A Look Back At Tech MeetUps And Ruhr.js
I've attended several local meetups this year. Being new to tech can be daunting because you don't know anyone, and you might feel that you don't fit in.
As a woman, it can also be intimidating because you might be the only woman present.
I'm pretty extrovert in such situations, so it was never a problem for me. But I can understand if others might feel uncomfortable.
(I never experienced prejudices or sexism at meetups, though, I was always on equal footing with other attendees.)
The atmosphere was friendly, and I never felt weird. Many people were even surprised when they learned that I don't work as a programmer, so I was never the odd one out.
Lots of folks were happy to hear that I've taught myself to code and were encouraging me to continue.
RuhrJS 2019 took place last weekend. It was my first tech conference.
The first thing that I noticed about the schedule was that there are several female speakers.
During the opening, Madeleine emphasized the importance of the code of conduct.
They had a care team that was available if you experienced problems.
The conference offered diversity tickets. If you belong to an underrepresented group, you can attend the conference for free.
There also was a Conference Buddy booth. If you were new to tech, didn't know anyone, or you were afraid of going alone to a conference, you could visit the booth and find someone who would support you.
All of those factors added up to a community conference that felt very welcoming and inclusive.
I loved how you were part of a group of fellow tech enthusiasts.
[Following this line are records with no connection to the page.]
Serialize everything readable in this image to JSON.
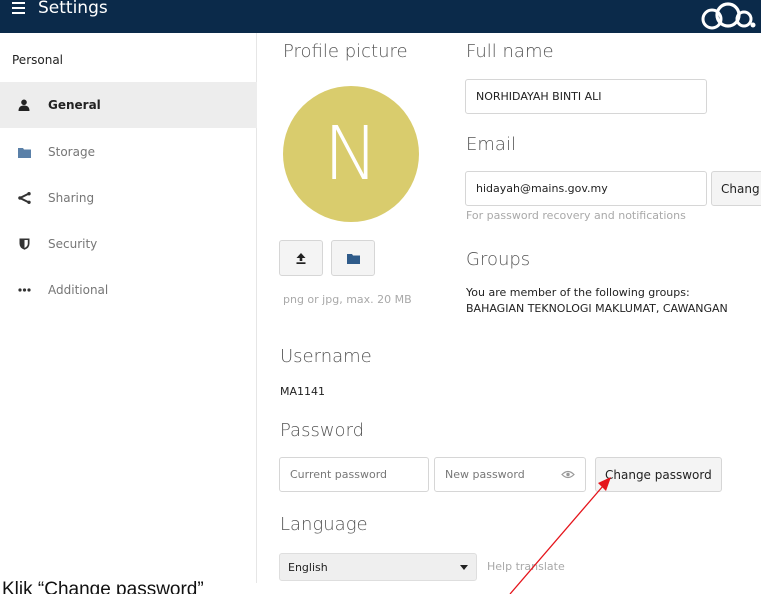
{
  "header": {
    "title": "Settings",
    "menu_icon": "hamburger-menu-icon",
    "logo_icon": "cloud-logo-icon",
    "background": "#0b2a4a"
  },
  "sidebar": {
    "section": "Personal",
    "items": [
      {
        "label": "General",
        "icon": "user-icon",
        "active": true
      },
      {
        "label": "Storage",
        "icon": "folder-icon"
      },
      {
        "label": "Sharing",
        "icon": "share-icon"
      },
      {
        "label": "Security",
        "icon": "shield-icon"
      },
      {
        "label": "Additional",
        "icon": "more-icon"
      }
    ]
  },
  "profile": {
    "picture_label": "Profile picture",
    "avatar_letter": "N",
    "avatar_color": "#d9cc6d",
    "upload_icon": "upload-icon",
    "folder_icon": "folder-icon",
    "hint": "png or jpg, max. 20 MB"
  },
  "fullname": {
    "label": "Full name",
    "value": "NORHIDAYAH BINTI ALI"
  },
  "email": {
    "label": "Email",
    "value": "hidayah@mains.gov.my",
    "change_button": "Chang",
    "hint": "For password recovery and notifications"
  },
  "groups": {
    "label": "Groups",
    "line1": "You are member of the following groups:",
    "line2": "BAHAGIAN TEKNOLOGI MAKLUMAT, CAWANGAN"
  },
  "username": {
    "label": "Username",
    "value": "MA1141"
  },
  "password": {
    "label": "Password",
    "current_placeholder": "Current password",
    "new_placeholder": "New password",
    "show_icon": "eye-icon",
    "change_button": "Change password"
  },
  "language": {
    "label": "Language",
    "selected": "English",
    "help_link": "Help translate"
  },
  "annotation": {
    "caption": "Klik “Change password”",
    "arrow_color": "#e5141b"
  }
}
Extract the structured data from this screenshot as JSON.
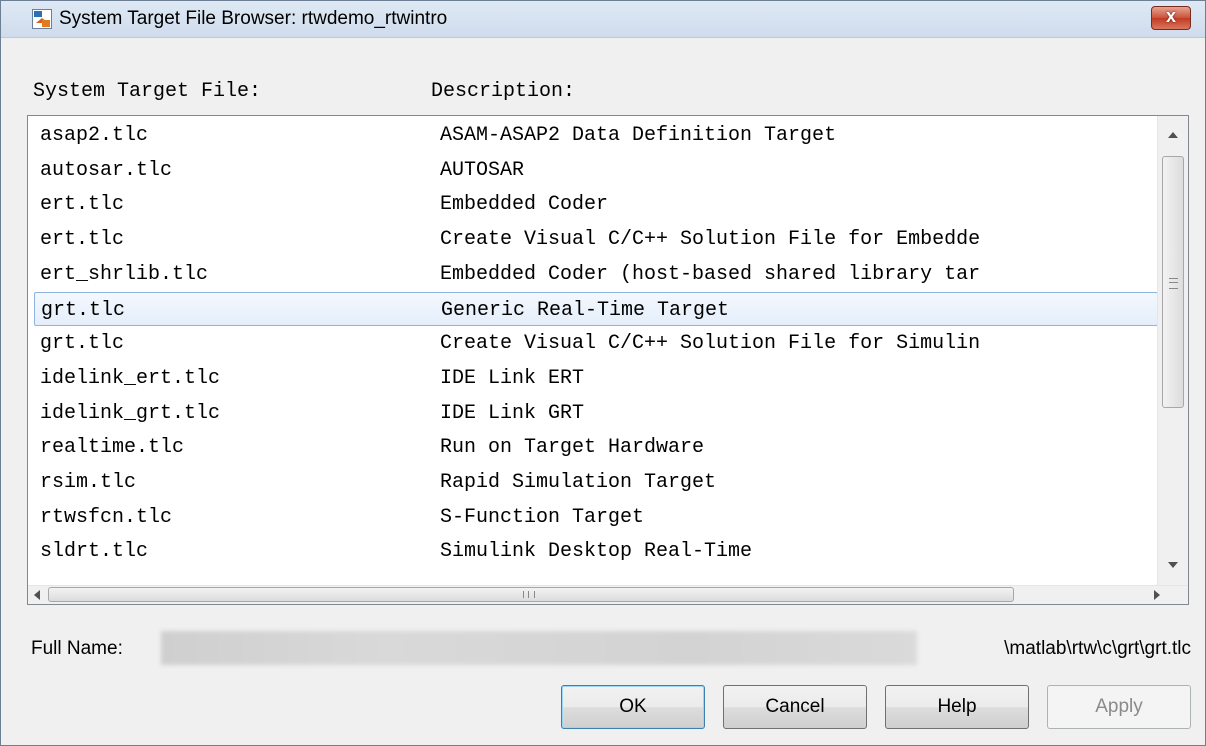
{
  "window": {
    "title": "System Target File Browser: rtwdemo_rtwintro",
    "close_label": "x"
  },
  "headers": {
    "file": "System Target File:",
    "description": "Description:"
  },
  "rows": [
    {
      "file": "asap2.tlc",
      "description": "ASAM-ASAP2 Data Definition Target",
      "selected": false
    },
    {
      "file": "autosar.tlc",
      "description": "AUTOSAR",
      "selected": false
    },
    {
      "file": "ert.tlc",
      "description": "Embedded Coder",
      "selected": false
    },
    {
      "file": "ert.tlc",
      "description": "Create Visual C/C++ Solution File for Embedde",
      "selected": false
    },
    {
      "file": "ert_shrlib.tlc",
      "description": "Embedded Coder (host-based shared library tar",
      "selected": false
    },
    {
      "file": "grt.tlc",
      "description": "Generic Real-Time Target",
      "selected": true
    },
    {
      "file": "grt.tlc",
      "description": "Create Visual C/C++ Solution File for Simulin",
      "selected": false
    },
    {
      "file": "idelink_ert.tlc",
      "description": "IDE Link ERT",
      "selected": false
    },
    {
      "file": "idelink_grt.tlc",
      "description": "IDE Link GRT",
      "selected": false
    },
    {
      "file": "realtime.tlc",
      "description": "Run on Target Hardware",
      "selected": false
    },
    {
      "file": "rsim.tlc",
      "description": "Rapid Simulation Target",
      "selected": false
    },
    {
      "file": "rtwsfcn.tlc",
      "description": "S-Function Target",
      "selected": false
    },
    {
      "file": "sldrt.tlc",
      "description": "Simulink Desktop Real-Time",
      "selected": false
    }
  ],
  "fullname": {
    "label": "Full Name:",
    "path_suffix": "\\matlab\\rtw\\c\\grt\\grt.tlc"
  },
  "buttons": {
    "ok": "OK",
    "cancel": "Cancel",
    "help": "Help",
    "apply": "Apply"
  },
  "colors": {
    "selection_border": "#8fb3e0",
    "close_button": "#c23b22"
  }
}
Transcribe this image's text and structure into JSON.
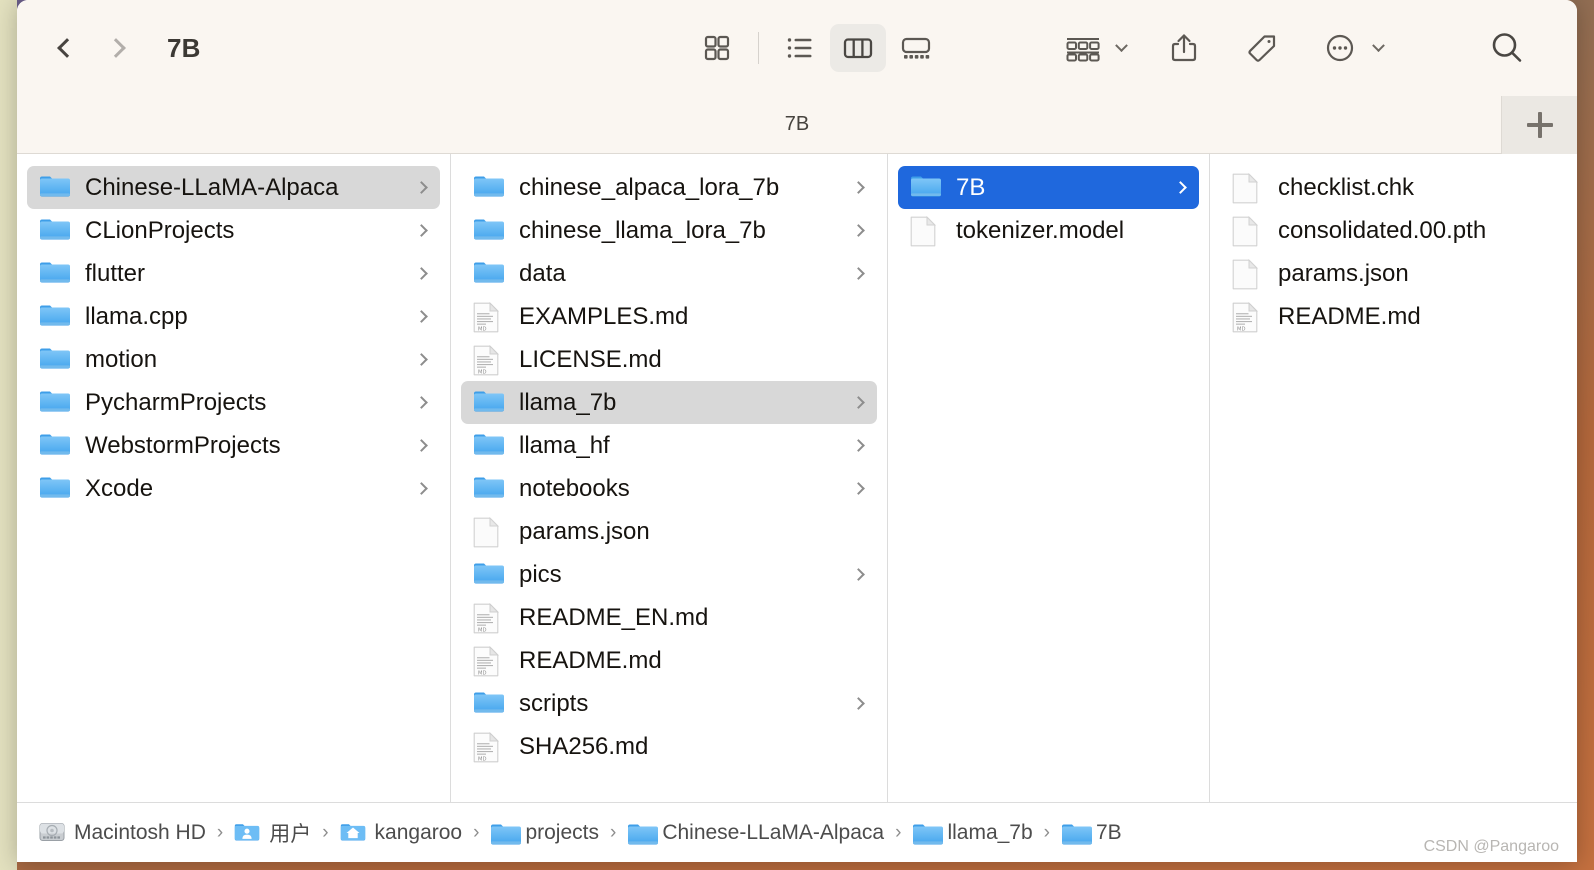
{
  "window": {
    "title": "7B",
    "tab_title": "7B",
    "new_tab_label": "+",
    "accent_blue": "#1f68dd",
    "toolbar_bg": "#faf6f1",
    "selection_gray": "#d8d8d8"
  },
  "toolbar": {
    "back_label": "Back",
    "forward_label": "Forward",
    "icon_view_label": "Icon View",
    "list_view_label": "List View",
    "column_view_label": "Column View",
    "gallery_view_label": "Gallery View",
    "group_label": "Group",
    "share_label": "Share",
    "tags_label": "Tags",
    "more_label": "More",
    "search_label": "Search",
    "active_view": "column"
  },
  "columns": [
    {
      "name": "column-1",
      "items": [
        {
          "label": "Chinese-LLaMA-Alpaca",
          "icon": "folder-icon",
          "chevron": true,
          "selected": "gray"
        },
        {
          "label": "CLionProjects",
          "icon": "folder-icon",
          "chevron": true,
          "selected": "none"
        },
        {
          "label": "flutter",
          "icon": "folder-icon",
          "chevron": true,
          "selected": "none"
        },
        {
          "label": "llama.cpp",
          "icon": "folder-icon",
          "chevron": true,
          "selected": "none"
        },
        {
          "label": "motion",
          "icon": "folder-icon",
          "chevron": true,
          "selected": "none"
        },
        {
          "label": "PycharmProjects",
          "icon": "folder-icon",
          "chevron": true,
          "selected": "none"
        },
        {
          "label": "WebstormProjects",
          "icon": "folder-icon",
          "chevron": true,
          "selected": "none"
        },
        {
          "label": "Xcode",
          "icon": "folder-icon",
          "chevron": true,
          "selected": "none"
        }
      ]
    },
    {
      "name": "column-2",
      "items": [
        {
          "label": "chinese_alpaca_lora_7b",
          "icon": "folder-icon",
          "chevron": true,
          "selected": "none"
        },
        {
          "label": "chinese_llama_lora_7b",
          "icon": "folder-icon",
          "chevron": true,
          "selected": "none"
        },
        {
          "label": "data",
          "icon": "folder-icon",
          "chevron": true,
          "selected": "none"
        },
        {
          "label": "EXAMPLES.md",
          "icon": "markdown-file-icon",
          "chevron": false,
          "selected": "none"
        },
        {
          "label": "LICENSE.md",
          "icon": "markdown-file-icon",
          "chevron": false,
          "selected": "none"
        },
        {
          "label": "llama_7b",
          "icon": "folder-icon",
          "chevron": true,
          "selected": "gray"
        },
        {
          "label": "llama_hf",
          "icon": "folder-icon",
          "chevron": true,
          "selected": "none"
        },
        {
          "label": "notebooks",
          "icon": "folder-icon",
          "chevron": true,
          "selected": "none"
        },
        {
          "label": "params.json",
          "icon": "blank-file-icon",
          "chevron": false,
          "selected": "none"
        },
        {
          "label": "pics",
          "icon": "folder-icon",
          "chevron": true,
          "selected": "none"
        },
        {
          "label": "README_EN.md",
          "icon": "markdown-file-icon",
          "chevron": false,
          "selected": "none"
        },
        {
          "label": "README.md",
          "icon": "markdown-file-icon",
          "chevron": false,
          "selected": "none"
        },
        {
          "label": "scripts",
          "icon": "folder-icon",
          "chevron": true,
          "selected": "none"
        },
        {
          "label": "SHA256.md",
          "icon": "markdown-file-icon",
          "chevron": false,
          "selected": "none"
        }
      ]
    },
    {
      "name": "column-3",
      "items": [
        {
          "label": "7B",
          "icon": "folder-icon",
          "chevron": true,
          "selected": "blue"
        },
        {
          "label": "tokenizer.model",
          "icon": "blank-file-icon",
          "chevron": false,
          "selected": "none"
        }
      ]
    },
    {
      "name": "column-4",
      "items": [
        {
          "label": "checklist.chk",
          "icon": "blank-file-icon",
          "chevron": false,
          "selected": "none"
        },
        {
          "label": "consolidated.00.pth",
          "icon": "blank-file-icon",
          "chevron": false,
          "selected": "none"
        },
        {
          "label": "params.json",
          "icon": "blank-file-icon",
          "chevron": false,
          "selected": "none"
        },
        {
          "label": "README.md",
          "icon": "markdown-file-icon",
          "chevron": false,
          "selected": "none"
        }
      ]
    }
  ],
  "pathbar": {
    "separator": "›",
    "crumbs": [
      {
        "label": "Macintosh HD",
        "icon": "harddisk-icon"
      },
      {
        "label": "用户",
        "icon": "users-folder-icon"
      },
      {
        "label": "kangaroo",
        "icon": "home-folder-icon"
      },
      {
        "label": "projects",
        "icon": "folder-icon"
      },
      {
        "label": "Chinese-LLaMA-Alpaca",
        "icon": "folder-icon"
      },
      {
        "label": "llama_7b",
        "icon": "folder-icon"
      },
      {
        "label": "7B",
        "icon": "folder-icon"
      }
    ]
  },
  "watermark": "CSDN @Pangaroo"
}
And that being queer didn't raise any eyebrows.
While I did know some people beforehand, I'm sure it wouldn't have been a problem to attend the conference without acquaintances.
I got to meet so many interesting people.
For me, RuhrJS 2019 was an ideal first conference for a newbie.
Being new to tech can feel scary, but there are a lot of folks who go out of their way to make you feel welcome.